The Sifsei Chachamim cites the Mizrachi, who notes that Calev referred to Moshe as “Ben Amram,” the son of Amram.  Rather than call him by his given name, he demonstrated a lack of respect for Moshe. This was to make Bnei Yisrael believe that Calev was prepared to challenge Moshe.  Horav Mordechai Ilan, z.l., asserts that referring to an individual using his father’s name is derogatory. He cites a number of places in Tanach and Midrash that confirm this position. When Dovid Ha’Melech is referred to simply as Ben Yishai, it is in an uncomplimentary context. Zimri, in disdain for Moshe, refers to him as Ben Amram throughout Midrash. What is the reason for viewing the reference to one’s father as disrespectful ?

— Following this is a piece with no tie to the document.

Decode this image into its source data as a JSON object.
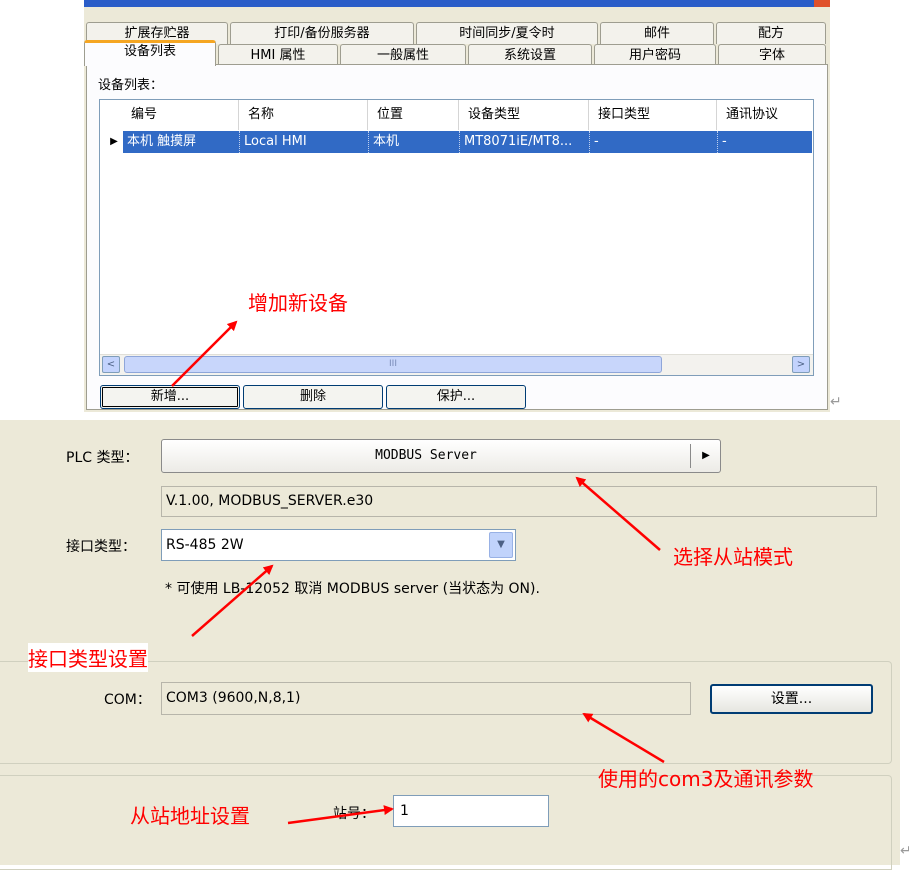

In his commentary on Pirkei Avos, regarding the three Tanaim who were called by their father’s name, Ben Bagbag, Ben Zoma, and Ben Hai Hai, the Tosfos Yom Tov explains that these Tanaim did not merit to be called by their own names.  He cites the Talmud in Sanhedrin 41 which states that as long as Ben Zakai studied by himself, he was called by this name. When he began to teach others, however, his name was changed to Rabbi Yochanon ben Zakai. Once again this reinforces the previous statement that being called by one’s own name is an honor.

Horav Ilan suggests that this may be the underlying reason that during the naming ceremony at a bris we say, ktrahc una trehu, “and his name shall be called in Yisrael.”  The emphasis is placed on “shemo,” his name. We hope that this child will distinguish himself in warranting his own name, not simply that of his father. This may also be the meaning of the blessing, “vhvh kusd iyev vz,” “this small (child) shall be (a) great (person).” We hope that he will demonstrate signs of distinction in his own right.  Indeed, ancestry is all important and pedigree is a remarkable attribute. They only serve, however, as the foundation for personal growth, not as a justification for being complacent and indolent.